• ACTIVITY
Copy only the lines between the one containing "Transcribe this image's" and the end of the records, both included, leaving out pictures.

• DATA PROVIDED
- Opening Delimiter -

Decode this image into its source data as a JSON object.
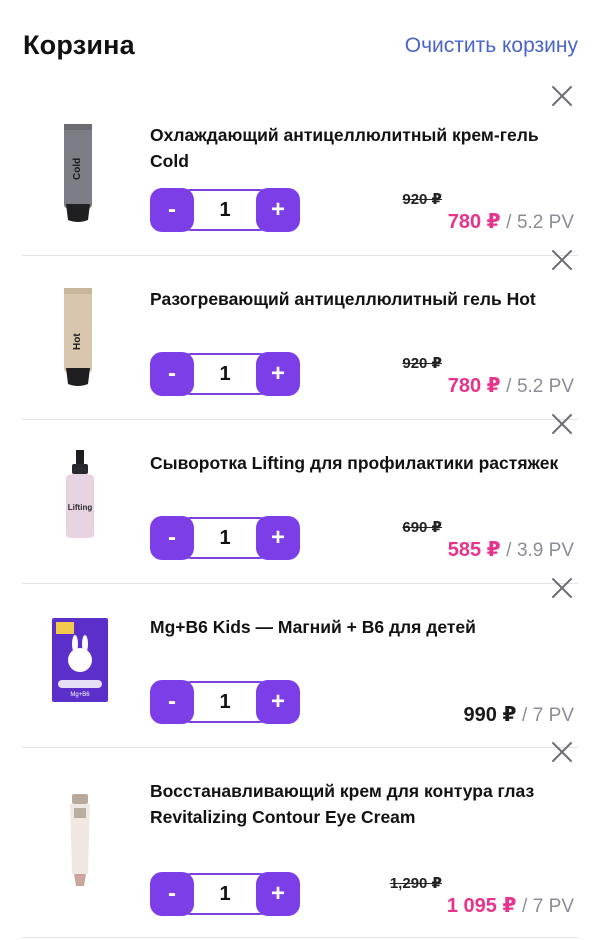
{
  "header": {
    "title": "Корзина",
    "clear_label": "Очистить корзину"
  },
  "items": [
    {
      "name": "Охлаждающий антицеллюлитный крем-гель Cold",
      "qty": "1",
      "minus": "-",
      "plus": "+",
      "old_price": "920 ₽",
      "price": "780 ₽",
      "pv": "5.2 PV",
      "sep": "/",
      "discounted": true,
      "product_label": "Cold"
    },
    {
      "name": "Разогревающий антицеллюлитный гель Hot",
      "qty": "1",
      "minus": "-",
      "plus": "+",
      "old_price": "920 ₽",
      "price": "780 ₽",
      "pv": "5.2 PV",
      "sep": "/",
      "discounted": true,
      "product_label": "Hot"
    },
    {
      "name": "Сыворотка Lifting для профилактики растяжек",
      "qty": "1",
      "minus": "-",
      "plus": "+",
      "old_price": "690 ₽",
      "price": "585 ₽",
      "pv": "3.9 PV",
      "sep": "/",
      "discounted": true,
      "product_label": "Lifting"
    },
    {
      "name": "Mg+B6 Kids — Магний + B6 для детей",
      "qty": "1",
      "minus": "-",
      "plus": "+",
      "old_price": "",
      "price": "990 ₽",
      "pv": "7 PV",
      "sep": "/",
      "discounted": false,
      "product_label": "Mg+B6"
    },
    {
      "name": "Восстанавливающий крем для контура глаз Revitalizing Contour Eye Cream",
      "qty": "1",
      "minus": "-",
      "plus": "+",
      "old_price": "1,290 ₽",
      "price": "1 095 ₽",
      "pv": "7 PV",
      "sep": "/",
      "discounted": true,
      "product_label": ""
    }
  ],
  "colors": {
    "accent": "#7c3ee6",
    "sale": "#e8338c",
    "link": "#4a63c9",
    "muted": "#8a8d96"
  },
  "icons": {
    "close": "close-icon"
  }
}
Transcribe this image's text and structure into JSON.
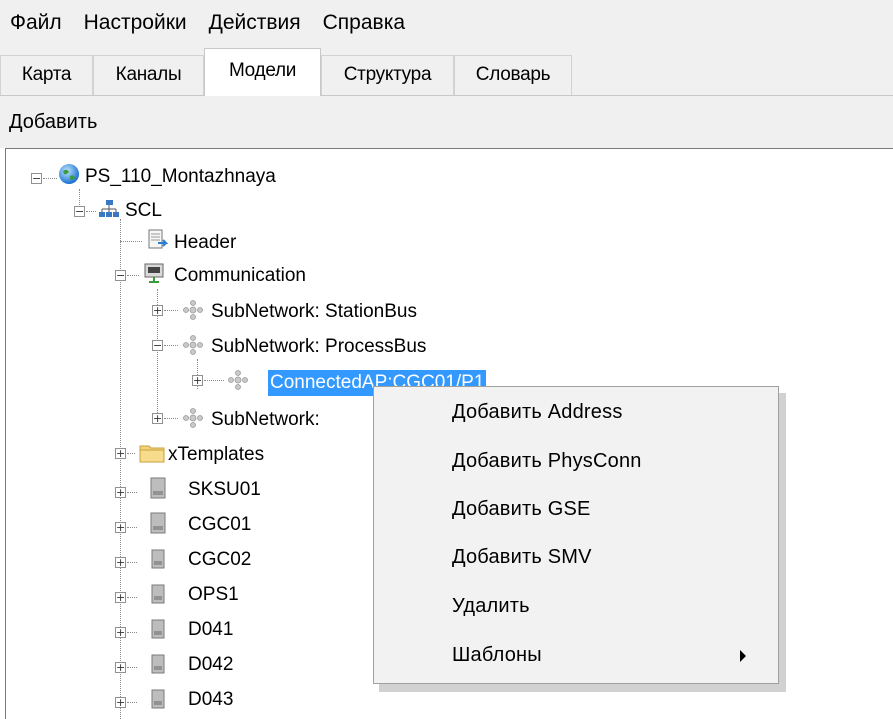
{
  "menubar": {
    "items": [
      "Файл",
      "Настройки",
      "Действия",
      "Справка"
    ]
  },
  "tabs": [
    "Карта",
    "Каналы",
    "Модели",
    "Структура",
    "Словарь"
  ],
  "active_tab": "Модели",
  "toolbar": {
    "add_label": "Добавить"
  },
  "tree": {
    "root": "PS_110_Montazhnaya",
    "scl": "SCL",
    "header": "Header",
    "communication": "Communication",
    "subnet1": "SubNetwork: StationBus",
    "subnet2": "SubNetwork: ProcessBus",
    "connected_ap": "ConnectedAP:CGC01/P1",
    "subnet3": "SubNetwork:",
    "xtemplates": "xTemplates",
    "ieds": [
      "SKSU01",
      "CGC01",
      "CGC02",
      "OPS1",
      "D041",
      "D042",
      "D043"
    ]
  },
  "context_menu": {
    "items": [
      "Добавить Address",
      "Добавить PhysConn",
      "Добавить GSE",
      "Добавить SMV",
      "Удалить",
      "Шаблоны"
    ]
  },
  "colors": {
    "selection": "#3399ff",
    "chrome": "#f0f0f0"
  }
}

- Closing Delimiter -

• ANSWER
Transcribe this image's text and structure into JSON.
{
  "menubar": {
    "items": [
      "Файл",
      "Настройки",
      "Действия",
      "Справка"
    ]
  },
  "tabs": [
    "Карта",
    "Каналы",
    "Модели",
    "Структура",
    "Словарь"
  ],
  "active_tab": "Модели",
  "toolbar": {
    "add_label": "Добавить"
  },
  "tree": {
    "root": "PS_110_Montazhnaya",
    "scl": "SCL",
    "header": "Header",
    "communication": "Communication",
    "subnet1": "SubNetwork: StationBus",
    "subnet2": "SubNetwork: ProcessBus",
    "connected_ap": "ConnectedAP:CGC01/P1",
    "subnet3": "SubNetwork:",
    "xtemplates": "xTemplates",
    "ieds": [
      "SKSU01",
      "CGC01",
      "CGC02",
      "OPS1",
      "D041",
      "D042",
      "D043"
    ]
  },
  "context_menu": {
    "items": [
      "Добавить Address",
      "Добавить PhysConn",
      "Добавить GSE",
      "Добавить SMV",
      "Удалить",
      "Шаблоны"
    ]
  },
  "colors": {
    "selection": "#3399ff",
    "chrome": "#f0f0f0"
  }
}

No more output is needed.